How many lines of these entries include the string "this"? State the number alone.

─── Data listing ───

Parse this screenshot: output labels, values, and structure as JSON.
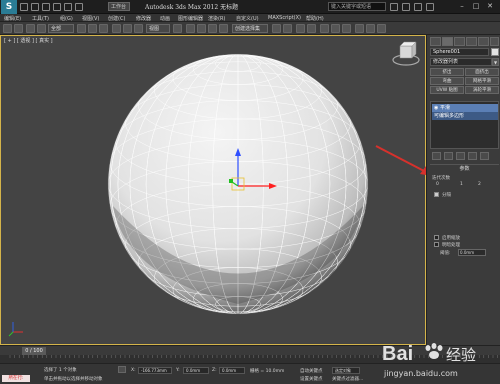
{
  "titlebar": {
    "logo_letter": "S",
    "workspace": "工作台",
    "title": "Autodesk 3ds Max 2012   无标题",
    "search_placeholder": "键入关键字或短语",
    "minimize": "–",
    "maximize": "□",
    "close": "✕"
  },
  "menu": [
    "编辑(E)",
    "工具(T)",
    "组(G)",
    "视图(V)",
    "创建(C)",
    "修改器",
    "动画",
    "图形编辑器",
    "渲染(R)",
    "自定义(U)",
    "MAXScript(X)",
    "帮助(H)"
  ],
  "toolbar": {
    "selection_filter": "全部",
    "view_dropdown": "视图",
    "selection_set": "创建选择集"
  },
  "viewport": {
    "label": "[ + ] [ 透视 ] [ 真实 ]",
    "arrow_color": "#d6312c",
    "sphere_color": "#e6e6e6"
  },
  "command_panel": {
    "object_name": "Sphere001",
    "modifier_list": "修改器列表",
    "modifier_buttons": [
      "挤出",
      "面挤出",
      "弯曲",
      "网格平滑",
      "UVW 贴图",
      "涡轮平滑",
      "网格选择",
      "UVW 展开"
    ],
    "stack_items": [
      "可编辑多边形",
      "可编辑多边形"
    ],
    "stack_top": "平滑",
    "rollout_title": "参数",
    "subsection": "迭代次数",
    "iterations_options": [
      "0",
      "1",
      "2"
    ],
    "checkbox_1": "分隔",
    "checkbox_2": "启用缩放",
    "checkbox_3": "明暗处理",
    "spinner_label": "阈值:",
    "spinner_value": "0.0mm"
  },
  "timeline": {
    "frame_counter": "0 / 100"
  },
  "status": {
    "listener_label": "所在行:",
    "selected_text": "选择了 1 个对象",
    "hint_text": "单击并拖动以选择并移动对象",
    "x_label": "X:",
    "x_value": "-166.773mm",
    "y_label": "Y:",
    "y_value": "0.0mm",
    "z_label": "Z:",
    "z_value": "0.0mm",
    "grid": "栅格 = 10.0mm",
    "auto_key": "自动关键点",
    "set_key": "设置关键点",
    "selected_dropdown": "选定对象",
    "key_filters": "关键点过滤器..."
  },
  "watermark": {
    "brand": "Bai",
    "brand_cn": "经验",
    "url": "jingyan.baidu.com"
  }
}
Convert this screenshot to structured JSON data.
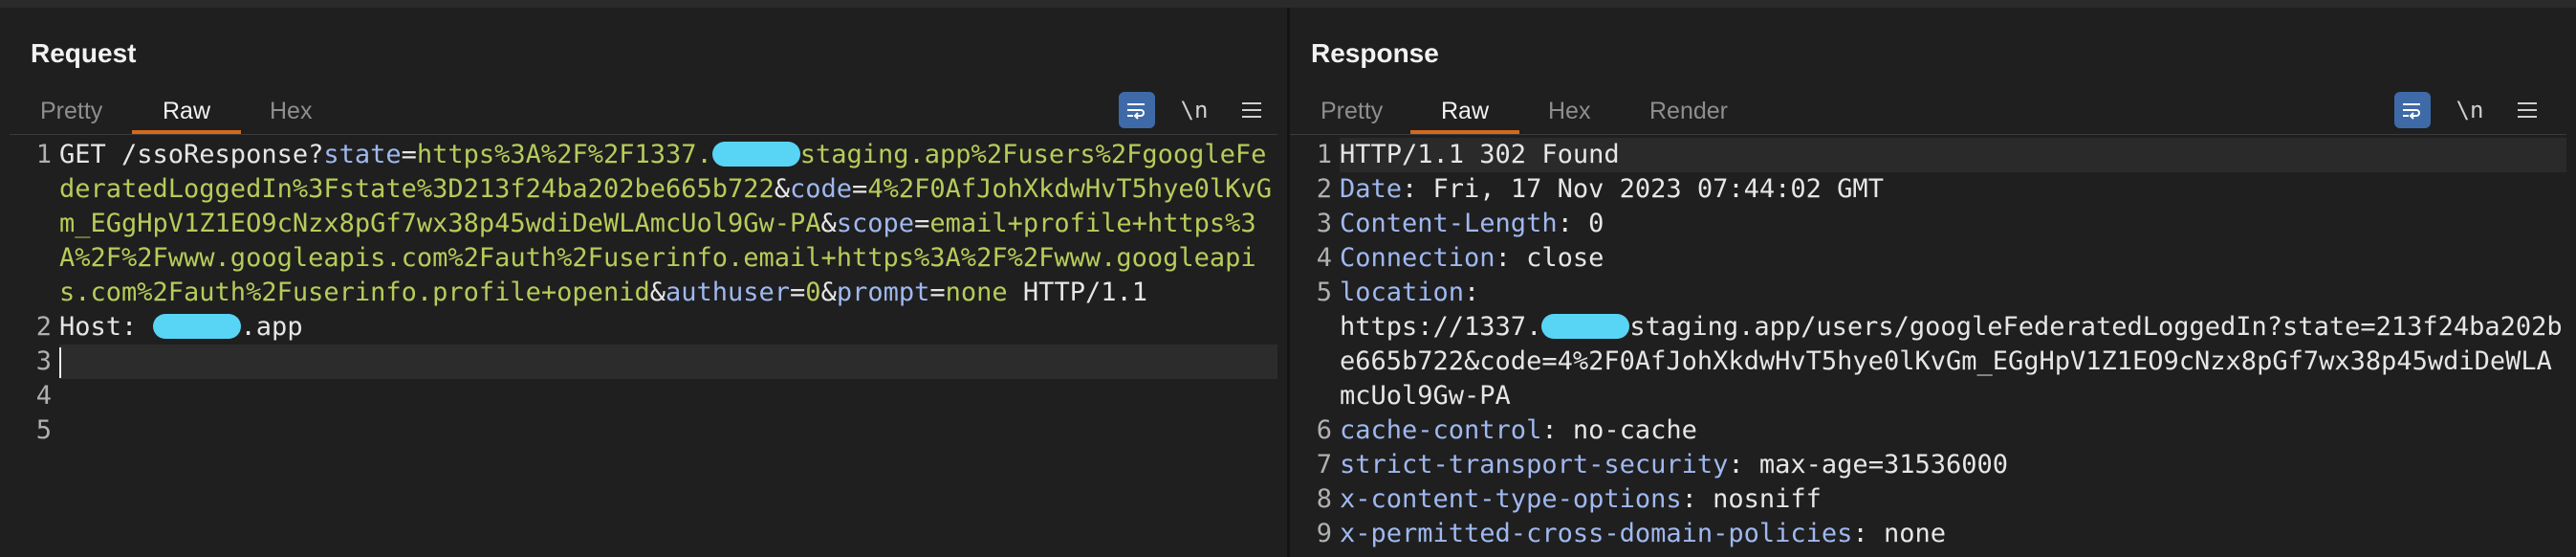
{
  "request": {
    "title": "Request",
    "tabs": [
      "Pretty",
      "Raw",
      "Hex"
    ],
    "active_tab": "Raw",
    "tools": {
      "wrap": "wrap-lines-icon",
      "newline": "\\n",
      "menu": "menu-icon"
    },
    "lines": [
      {
        "n": "1",
        "segs": [
          {
            "c": "m",
            "t": "GET /ssoResponse?"
          },
          {
            "c": "k",
            "t": "state"
          },
          {
            "c": "m",
            "t": "="
          },
          {
            "c": "v",
            "t": "https%3A%2F%2F1337."
          },
          {
            "c": "r"
          },
          {
            "c": "v",
            "t": "staging.app%2Fusers%2FgoogleFederatedLoggedIn%3Fstate%3D213f24ba202be665b722"
          },
          {
            "c": "m",
            "t": "&"
          },
          {
            "c": "k",
            "t": "code"
          },
          {
            "c": "m",
            "t": "="
          },
          {
            "c": "v",
            "t": "4%2F0AfJohXkdwHvT5hye0lKvGm_EGgHpV1Z1EO9cNzx8pGf7wx38p45wdiDeWLAmcUol9Gw-PA"
          },
          {
            "c": "m",
            "t": "&"
          },
          {
            "c": "k",
            "t": "scope"
          },
          {
            "c": "m",
            "t": "="
          },
          {
            "c": "v",
            "t": "email+profile+https%3A%2F%2Fwww.googleapis.com%2Fauth%2Fuserinfo.email+https%3A%2F%2Fwww.googleapis.com%2Fauth%2Fuserinfo.profile+openid"
          },
          {
            "c": "m",
            "t": "&"
          },
          {
            "c": "k",
            "t": "authuser"
          },
          {
            "c": "m",
            "t": "="
          },
          {
            "c": "v",
            "t": "0"
          },
          {
            "c": "m",
            "t": "&"
          },
          {
            "c": "k",
            "t": "prompt"
          },
          {
            "c": "m",
            "t": "="
          },
          {
            "c": "v",
            "t": "none"
          },
          {
            "c": "m",
            "t": " HTTP/1.1"
          }
        ]
      },
      {
        "n": "2",
        "segs": [
          {
            "c": "m",
            "t": "Host: "
          },
          {
            "c": "r"
          },
          {
            "c": "m",
            "t": ".app"
          }
        ]
      },
      {
        "n": "3",
        "segs": [],
        "cursor": true
      },
      {
        "n": "4",
        "segs": []
      },
      {
        "n": "5",
        "segs": []
      }
    ]
  },
  "response": {
    "title": "Response",
    "tabs": [
      "Pretty",
      "Raw",
      "Hex",
      "Render"
    ],
    "active_tab": "Raw",
    "tools": {
      "wrap": "wrap-lines-icon",
      "newline": "\\n",
      "menu": "menu-icon"
    },
    "lines": [
      {
        "n": "1",
        "hl": true,
        "segs": [
          {
            "c": "m",
            "t": "HTTP/1.1 302 Found"
          }
        ]
      },
      {
        "n": "2",
        "segs": [
          {
            "c": "h",
            "t": "Date"
          },
          {
            "c": "m",
            "t": ": Fri, 17 Nov 2023 07:44:02 GMT"
          }
        ]
      },
      {
        "n": "3",
        "segs": [
          {
            "c": "h",
            "t": "Content-Length"
          },
          {
            "c": "m",
            "t": ": 0"
          }
        ]
      },
      {
        "n": "4",
        "segs": [
          {
            "c": "h",
            "t": "Connection"
          },
          {
            "c": "m",
            "t": ": close"
          }
        ]
      },
      {
        "n": "5",
        "segs": [
          {
            "c": "h",
            "t": "location"
          },
          {
            "c": "m",
            "t": ":\nhttps://1337."
          },
          {
            "c": "r"
          },
          {
            "c": "m",
            "t": "staging.app/users/googleFederatedLoggedIn?state=213f24ba202be665b722&code=4%2F0AfJohXkdwHvT5hye0lKvGm_EGgHpV1Z1EO9cNzx8pGf7wx38p45wdiDeWLAmcUol9Gw-PA"
          }
        ]
      },
      {
        "n": "6",
        "segs": [
          {
            "c": "h",
            "t": "cache-control"
          },
          {
            "c": "m",
            "t": ": no-cache"
          }
        ]
      },
      {
        "n": "7",
        "segs": [
          {
            "c": "h",
            "t": "strict-transport-security"
          },
          {
            "c": "m",
            "t": ": max-age=31536000"
          }
        ]
      },
      {
        "n": "8",
        "segs": [
          {
            "c": "h",
            "t": "x-content-type-options"
          },
          {
            "c": "m",
            "t": ": nosniff"
          }
        ]
      },
      {
        "n": "9",
        "segs": [
          {
            "c": "h",
            "t": "x-permitted-cross-domain-policies"
          },
          {
            "c": "m",
            "t": ": none"
          }
        ]
      }
    ]
  },
  "layout_switch": [
    "split-horizontal-icon",
    "split-vertical-icon",
    "single-pane-icon"
  ],
  "colors": {
    "accent": "#d2691e",
    "active_blue": "#3e6aa8",
    "redaction": "#58d5f5"
  }
}
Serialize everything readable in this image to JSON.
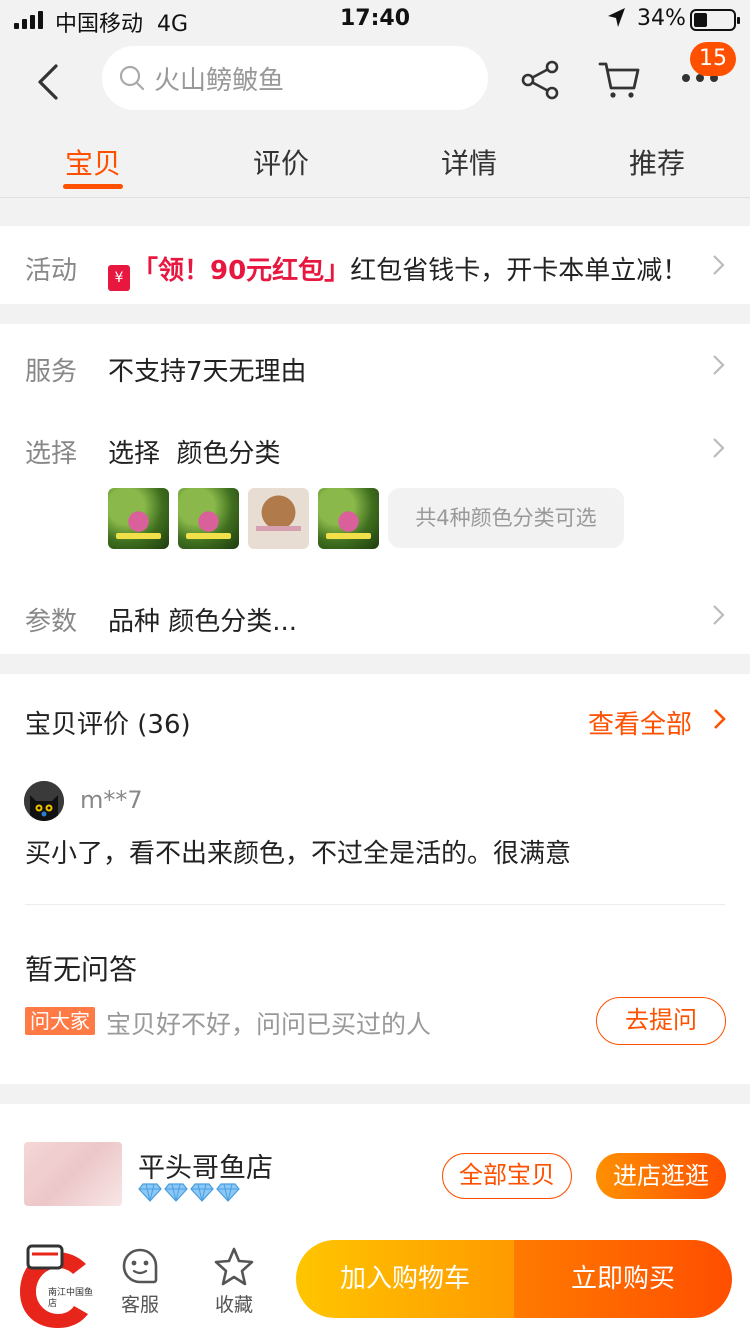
{
  "status_bar": {
    "carrier": "中国移动",
    "network": "4G",
    "time": "17:40",
    "battery_percent": "34%",
    "battery_level": 0.34
  },
  "nav": {
    "search_placeholder": "火山鳑鲏鱼",
    "message_count": "15"
  },
  "tabs": [
    {
      "label": "宝贝",
      "active": true
    },
    {
      "label": "评价",
      "active": false
    },
    {
      "label": "详情",
      "active": false
    },
    {
      "label": "推荐",
      "active": false
    }
  ],
  "activity": {
    "label": "活动",
    "icon_text": "¥",
    "promo_red": "「领！90元红包」",
    "promo_text": "红包省钱卡，开卡本单立减！"
  },
  "service": {
    "label": "服务",
    "value": "不支持7天无理由"
  },
  "select": {
    "label": "选择",
    "value": "选择  颜色分类",
    "more_options": "共4种颜色分类可选"
  },
  "params": {
    "label": "参数",
    "value": "品种 颜色分类..."
  },
  "reviews": {
    "title": "宝贝评价 (36)",
    "see_all": "查看全部",
    "items": [
      {
        "user": "m**7",
        "text": "买小了，看不出来颜色，不过全是活的。很满意"
      }
    ]
  },
  "qa": {
    "title": "暂无问答",
    "badge": "问大家",
    "hint": "宝贝好不好，问问已买过的人",
    "ask_button": "去提问"
  },
  "shop": {
    "name": "平头哥鱼店",
    "diamonds": 4,
    "all_items_button": "全部宝贝",
    "enter_button": "进店逛逛"
  },
  "bottom_bar": {
    "store_icon_text_1": "南江中国鱼",
    "store_icon_text_2": "店",
    "customer_service": "客服",
    "favorite": "收藏",
    "add_to_cart": "加入购物车",
    "buy_now": "立即购买"
  },
  "colors": {
    "accent": "#ff5000",
    "promo_red": "#e8173f",
    "cart_button": "#ffb300",
    "buy_button": "#ff5a00"
  }
}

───

→ Solved problem
3